MVars — The Obvious Way
There is a very straightforward way to turn asynchronous channels into synchronous channels: you form a pair of channels, and use one for the writer to send the reader the data, and the other for the reader to send the writer an acknowledgement:
data SimpleChannel a = SimpleChannel (MVar a) (MVar ()) newSimpleChannel :: IO (SimpleChannel a) newSimpleChannel = liftM2 SimpleChannel newEmptyMVar newEmptyMVar writeSimpleChannel :: SimpleChannel a -> a -> IO () writeSimpleChannel (SimpleChannel msg ack) x = putMVar msg x >> takeMVar ack readSimpleChannel :: SimpleChannel a -> IO a readSimpleChannel (SimpleChannel msg ack) = takeMVar msg <* putMVar ack ()
Let’s assume that context-switching is the major cost in these algorithms, and examine how many times a process must block in the above algorithm. We know that this must be at least one; whoever arrives first will have to block to wait for the second participant.
We’ll start with what happens if the writer arrives first. The writer arrives, puts the value into the data MVar, then blocks waiting for the ack. The reader arrives, takes the data and sends the ack, at which point the writer wakes up. So in this case: one block.
If the reader arrives first, it will block waiting for the data MVar. The writer will arrive, put the value into the data MVar, then block waiting for the ack. The reader will wake up, take the data and send the ack; then the writer will wake up. So here we had two blocks. The writer blocking is unnecessary; if the reader was already there waiting, there is no need for the writer to wait for an ack, it could just deposit the value and go — if it knew the reader was there.
MVars — The Faster Way
There are several ways to remove that second block. One way is to have an MVar as a sort of status MVar. When the reader or writer arrives, they try to put into this MVar. If they succeed, they are first and they wait on a second MVar. If they fail, they are second and act accordingly, emptying the status variable and waking up the first party:
data FastChannel a = FastChannel (MVar (Maybe a)) (MVar ()) (MVar a) newFastChannel :: IO (FastChannel a) newFastChannel = liftM3 FastChannel newEmptyMVar newEmptyMVar newEmptyMVar writeFastChannel :: FastChannel a -> a -> IO () writeFastChannel (FastChannel sts ack msg) x = do first <- tryPutMVar sts (Just x) if first then takeMVar ack -- will block else takeMVar sts >> putMVar msg x readFastChannel :: FastChannel a -> IO a readFastChannel (FastChannel sts ack msg) = do first <- tryPutMVar sts Nothing if first then takeMVar msg -- will block else (fromJust <$> takeMVar sts) <* putMVar ack ()

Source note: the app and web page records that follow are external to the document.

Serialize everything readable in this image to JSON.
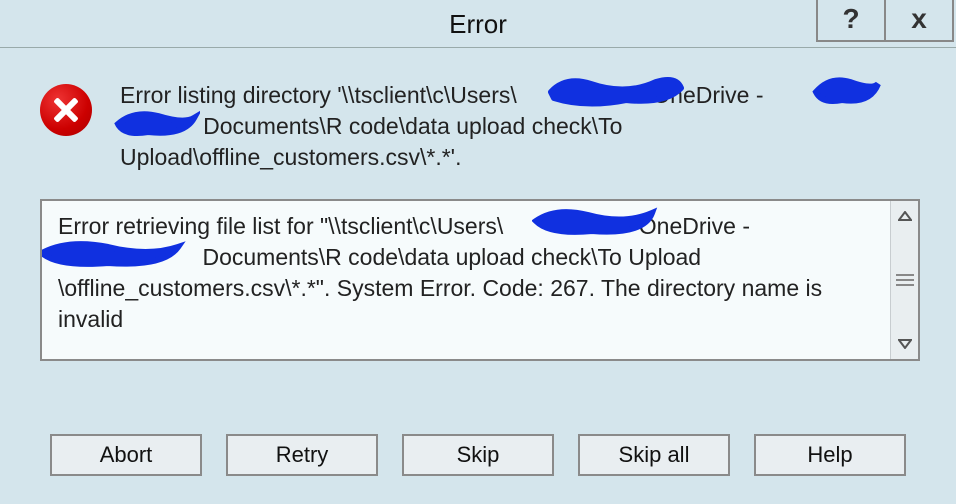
{
  "title": "Error",
  "titlebar": {
    "help_label": "?",
    "close_label": "x"
  },
  "message": {
    "line1_a": "Error listing directory '\\\\tsclient\\c\\Users\\",
    "line1_b": "OneDrive -",
    "line2_b": "Documents\\R code\\data upload check\\To",
    "line3": "Upload\\offline_customers.csv\\*.*'."
  },
  "details": {
    "line1_a": "Error retrieving file list for \"\\\\tsclient\\c\\Users\\",
    "line1_b": "OneDrive -",
    "line2_b": "Documents\\R code\\data upload check\\To Upload",
    "line3": "\\offline_customers.csv\\*.*\".",
    "line4": "System Error.  Code: 267.",
    "line5": "The directory name is invalid"
  },
  "buttons": {
    "abort": "Abort",
    "retry": "Retry",
    "skip": "Skip",
    "skipall": "Skip all",
    "help": "Help"
  }
}
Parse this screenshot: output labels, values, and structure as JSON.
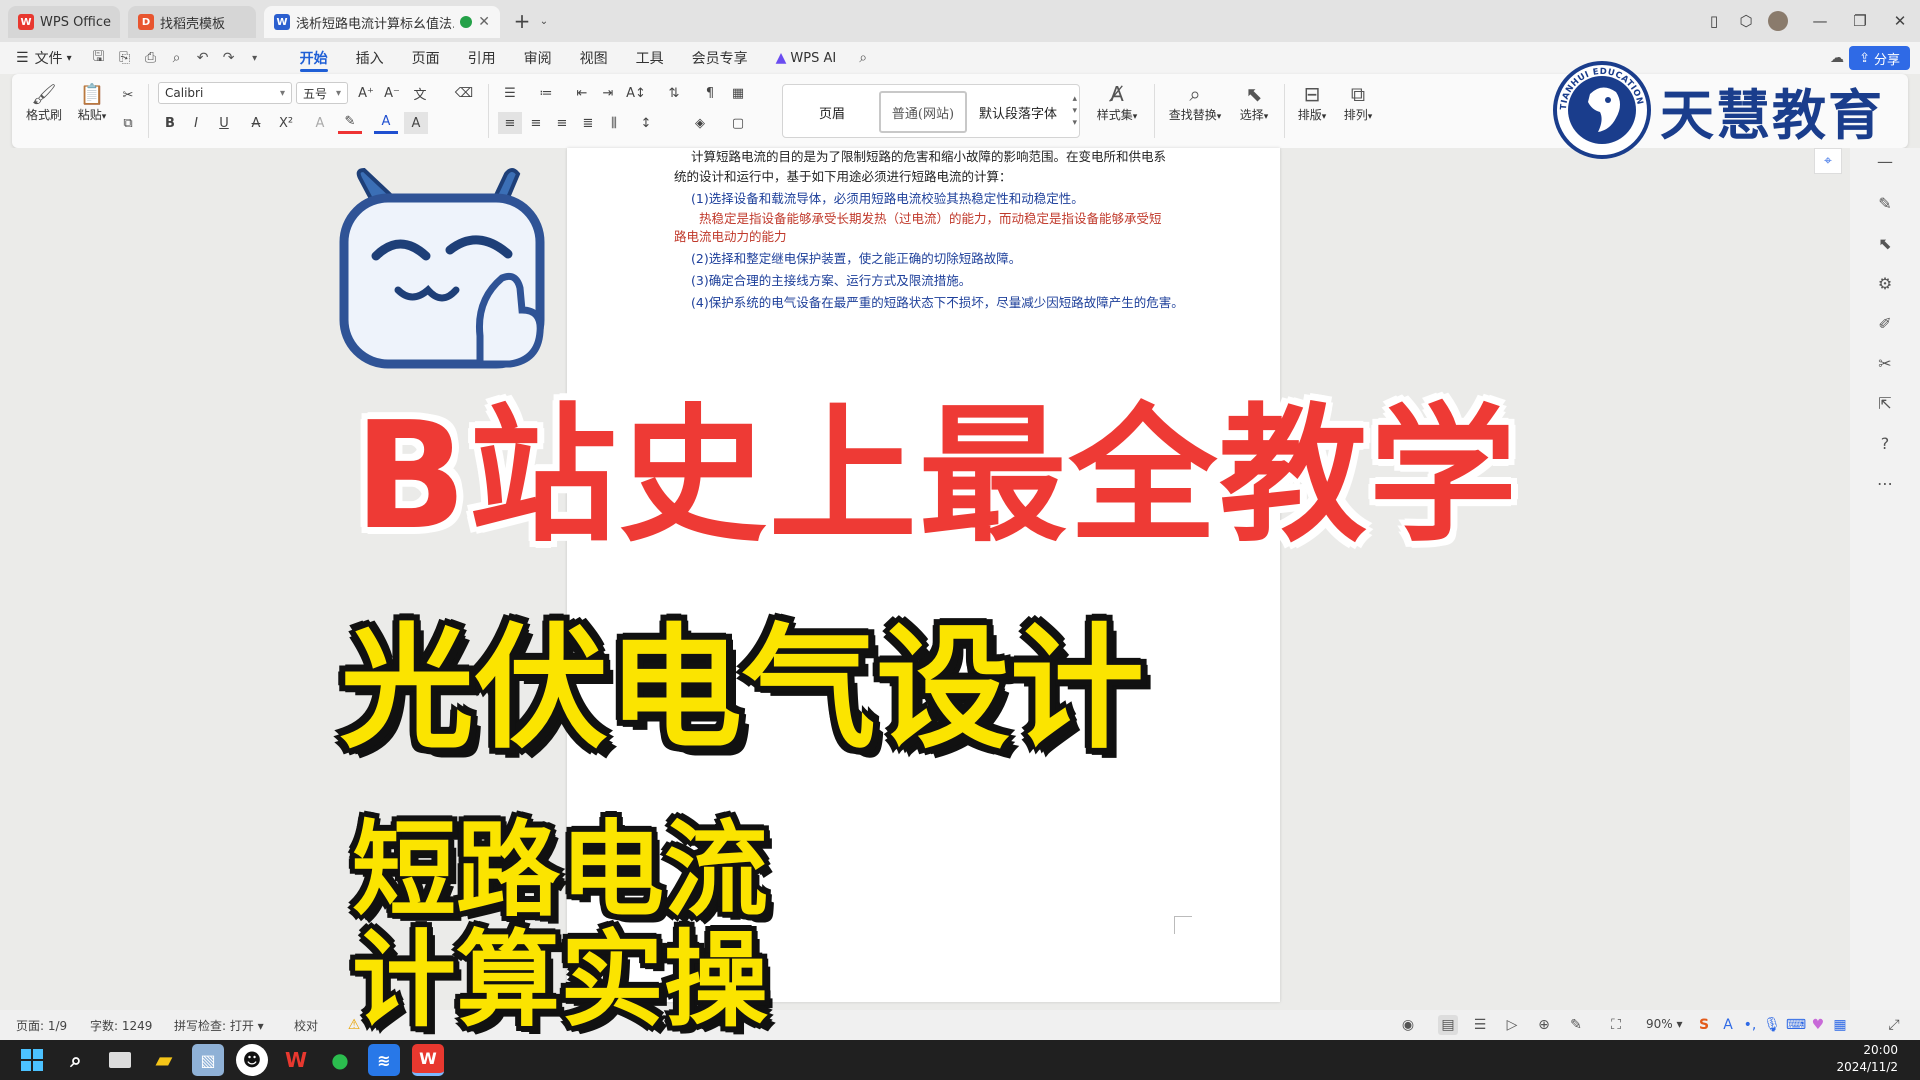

This version is, in my benchmarks, twice as fast as the first version, which suggests that context-switching really is the expensive part of these algorithms. In fact, I started out with the first version in thi spost, but CHP’s more featured and complex algorithms were coming out faster because I only ever block once. It was only when I improved the MVar version to the second one above that the results were as I expected.